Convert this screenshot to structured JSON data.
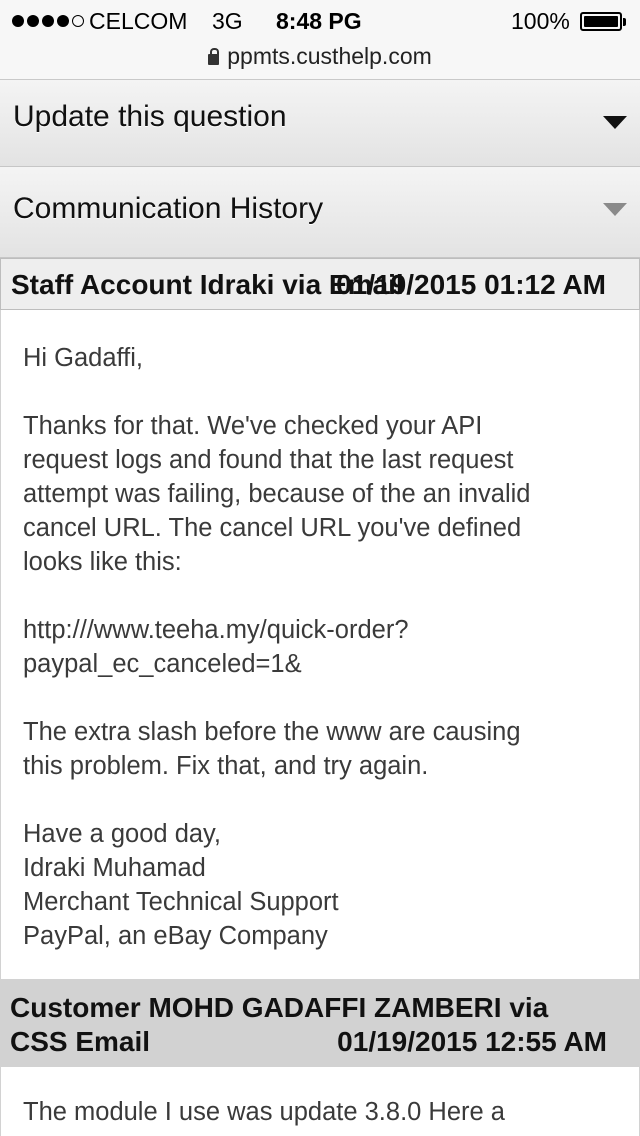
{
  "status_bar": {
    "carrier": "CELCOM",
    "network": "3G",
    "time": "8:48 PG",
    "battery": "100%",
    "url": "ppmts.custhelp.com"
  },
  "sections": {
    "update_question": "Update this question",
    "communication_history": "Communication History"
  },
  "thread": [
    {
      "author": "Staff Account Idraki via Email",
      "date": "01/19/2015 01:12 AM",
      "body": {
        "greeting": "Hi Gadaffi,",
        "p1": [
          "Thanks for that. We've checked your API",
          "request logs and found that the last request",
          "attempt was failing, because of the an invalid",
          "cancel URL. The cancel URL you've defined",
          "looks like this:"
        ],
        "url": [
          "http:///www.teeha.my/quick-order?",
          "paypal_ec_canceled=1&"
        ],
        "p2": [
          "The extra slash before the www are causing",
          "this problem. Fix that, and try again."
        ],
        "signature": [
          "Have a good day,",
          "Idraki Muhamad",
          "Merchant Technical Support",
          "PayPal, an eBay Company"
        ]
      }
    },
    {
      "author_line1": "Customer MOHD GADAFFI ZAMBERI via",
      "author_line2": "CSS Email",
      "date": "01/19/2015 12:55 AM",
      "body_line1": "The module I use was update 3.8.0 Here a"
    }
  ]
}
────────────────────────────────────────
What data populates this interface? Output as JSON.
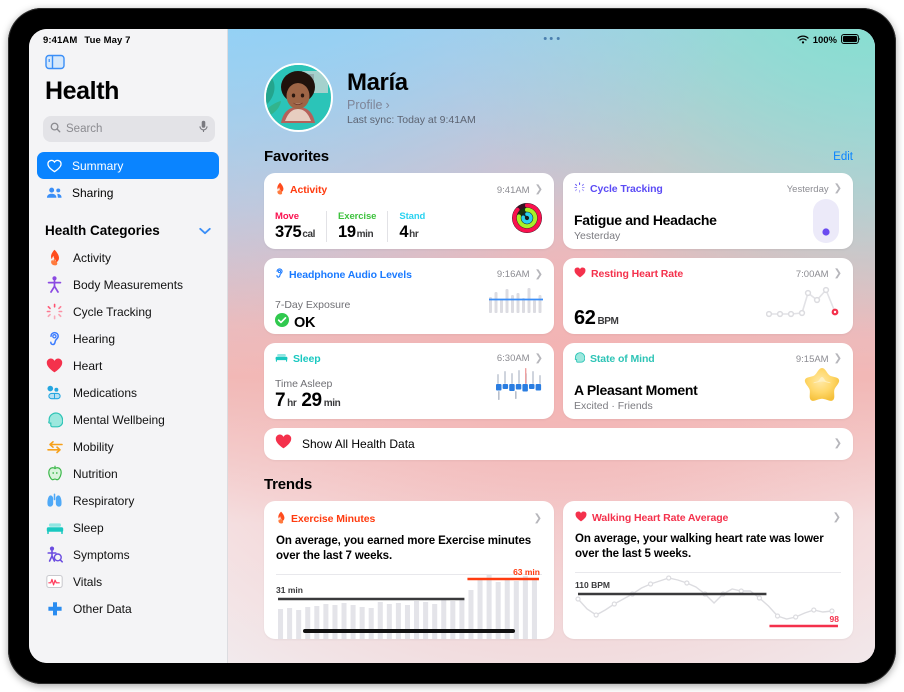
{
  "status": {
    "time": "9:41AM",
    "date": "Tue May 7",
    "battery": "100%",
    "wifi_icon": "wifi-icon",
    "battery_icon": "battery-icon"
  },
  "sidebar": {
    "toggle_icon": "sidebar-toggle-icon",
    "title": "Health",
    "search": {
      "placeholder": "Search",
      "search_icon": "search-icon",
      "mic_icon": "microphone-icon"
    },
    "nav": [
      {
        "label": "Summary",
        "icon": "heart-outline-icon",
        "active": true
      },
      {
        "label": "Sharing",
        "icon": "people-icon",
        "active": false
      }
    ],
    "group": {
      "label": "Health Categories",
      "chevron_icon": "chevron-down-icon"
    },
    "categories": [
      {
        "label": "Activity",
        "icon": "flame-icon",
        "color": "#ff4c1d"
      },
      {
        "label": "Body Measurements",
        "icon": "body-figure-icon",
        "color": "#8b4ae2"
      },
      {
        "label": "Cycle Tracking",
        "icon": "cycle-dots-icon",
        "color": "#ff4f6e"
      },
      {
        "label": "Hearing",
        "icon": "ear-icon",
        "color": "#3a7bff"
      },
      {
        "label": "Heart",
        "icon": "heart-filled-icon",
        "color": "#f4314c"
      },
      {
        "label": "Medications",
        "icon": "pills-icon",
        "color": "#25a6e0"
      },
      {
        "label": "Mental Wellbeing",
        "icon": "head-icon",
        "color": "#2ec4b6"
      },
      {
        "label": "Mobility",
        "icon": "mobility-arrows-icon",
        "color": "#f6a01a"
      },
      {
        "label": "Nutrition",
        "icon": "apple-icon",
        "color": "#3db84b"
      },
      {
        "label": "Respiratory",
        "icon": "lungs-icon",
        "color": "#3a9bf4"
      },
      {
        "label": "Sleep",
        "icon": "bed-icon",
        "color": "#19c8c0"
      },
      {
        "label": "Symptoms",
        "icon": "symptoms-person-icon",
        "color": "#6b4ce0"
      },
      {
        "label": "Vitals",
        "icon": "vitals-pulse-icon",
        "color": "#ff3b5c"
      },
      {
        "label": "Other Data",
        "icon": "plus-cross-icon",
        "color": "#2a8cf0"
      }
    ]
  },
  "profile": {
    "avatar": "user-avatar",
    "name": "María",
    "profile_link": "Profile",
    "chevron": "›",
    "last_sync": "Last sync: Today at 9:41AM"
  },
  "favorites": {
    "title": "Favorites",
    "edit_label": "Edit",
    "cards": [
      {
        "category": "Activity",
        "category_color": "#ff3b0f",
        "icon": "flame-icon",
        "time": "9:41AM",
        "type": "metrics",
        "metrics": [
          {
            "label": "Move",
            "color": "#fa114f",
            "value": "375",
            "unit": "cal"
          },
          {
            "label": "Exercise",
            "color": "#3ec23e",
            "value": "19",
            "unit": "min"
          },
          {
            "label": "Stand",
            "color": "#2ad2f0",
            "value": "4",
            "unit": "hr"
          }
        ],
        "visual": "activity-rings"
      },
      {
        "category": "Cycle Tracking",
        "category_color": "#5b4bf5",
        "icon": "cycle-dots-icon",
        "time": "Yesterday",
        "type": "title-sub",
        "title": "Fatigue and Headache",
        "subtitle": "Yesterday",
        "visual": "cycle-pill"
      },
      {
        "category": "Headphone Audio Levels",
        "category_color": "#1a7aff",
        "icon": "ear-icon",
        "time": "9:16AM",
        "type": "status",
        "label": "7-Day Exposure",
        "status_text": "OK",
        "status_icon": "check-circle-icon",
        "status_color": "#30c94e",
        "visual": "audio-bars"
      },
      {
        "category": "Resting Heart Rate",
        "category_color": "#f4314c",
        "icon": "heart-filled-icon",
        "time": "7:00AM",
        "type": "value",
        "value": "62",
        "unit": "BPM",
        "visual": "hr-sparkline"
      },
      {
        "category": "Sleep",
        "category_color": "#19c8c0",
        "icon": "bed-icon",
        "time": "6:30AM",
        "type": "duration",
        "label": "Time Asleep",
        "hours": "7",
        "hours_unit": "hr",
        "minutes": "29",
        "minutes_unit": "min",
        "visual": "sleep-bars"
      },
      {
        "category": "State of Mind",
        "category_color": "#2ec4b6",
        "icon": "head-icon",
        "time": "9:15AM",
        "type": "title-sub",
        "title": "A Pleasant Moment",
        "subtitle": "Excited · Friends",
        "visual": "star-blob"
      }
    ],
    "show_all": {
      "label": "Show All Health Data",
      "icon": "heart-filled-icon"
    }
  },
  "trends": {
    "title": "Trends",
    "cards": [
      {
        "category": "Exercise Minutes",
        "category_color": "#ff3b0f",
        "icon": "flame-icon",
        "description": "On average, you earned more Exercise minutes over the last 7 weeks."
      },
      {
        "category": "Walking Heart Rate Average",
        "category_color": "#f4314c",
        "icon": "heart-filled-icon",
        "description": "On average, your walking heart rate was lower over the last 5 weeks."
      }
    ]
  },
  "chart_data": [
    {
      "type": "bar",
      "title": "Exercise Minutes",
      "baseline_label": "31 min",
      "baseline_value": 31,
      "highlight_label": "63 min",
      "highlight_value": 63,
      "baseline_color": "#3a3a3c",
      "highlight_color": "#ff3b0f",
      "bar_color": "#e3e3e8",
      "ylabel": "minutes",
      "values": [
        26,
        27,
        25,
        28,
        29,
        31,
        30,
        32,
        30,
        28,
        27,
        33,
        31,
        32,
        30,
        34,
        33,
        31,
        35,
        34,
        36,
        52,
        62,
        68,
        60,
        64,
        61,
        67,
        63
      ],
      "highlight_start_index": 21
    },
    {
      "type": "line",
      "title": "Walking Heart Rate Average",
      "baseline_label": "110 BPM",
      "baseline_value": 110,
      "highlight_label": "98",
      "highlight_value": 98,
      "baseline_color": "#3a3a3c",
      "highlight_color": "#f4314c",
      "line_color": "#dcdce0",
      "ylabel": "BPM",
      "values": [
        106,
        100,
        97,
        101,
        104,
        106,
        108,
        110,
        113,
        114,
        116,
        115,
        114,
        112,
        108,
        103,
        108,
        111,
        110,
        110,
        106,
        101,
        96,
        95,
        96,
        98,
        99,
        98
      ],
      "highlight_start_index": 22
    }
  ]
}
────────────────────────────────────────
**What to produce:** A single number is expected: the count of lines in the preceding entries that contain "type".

**Result of the task:** 8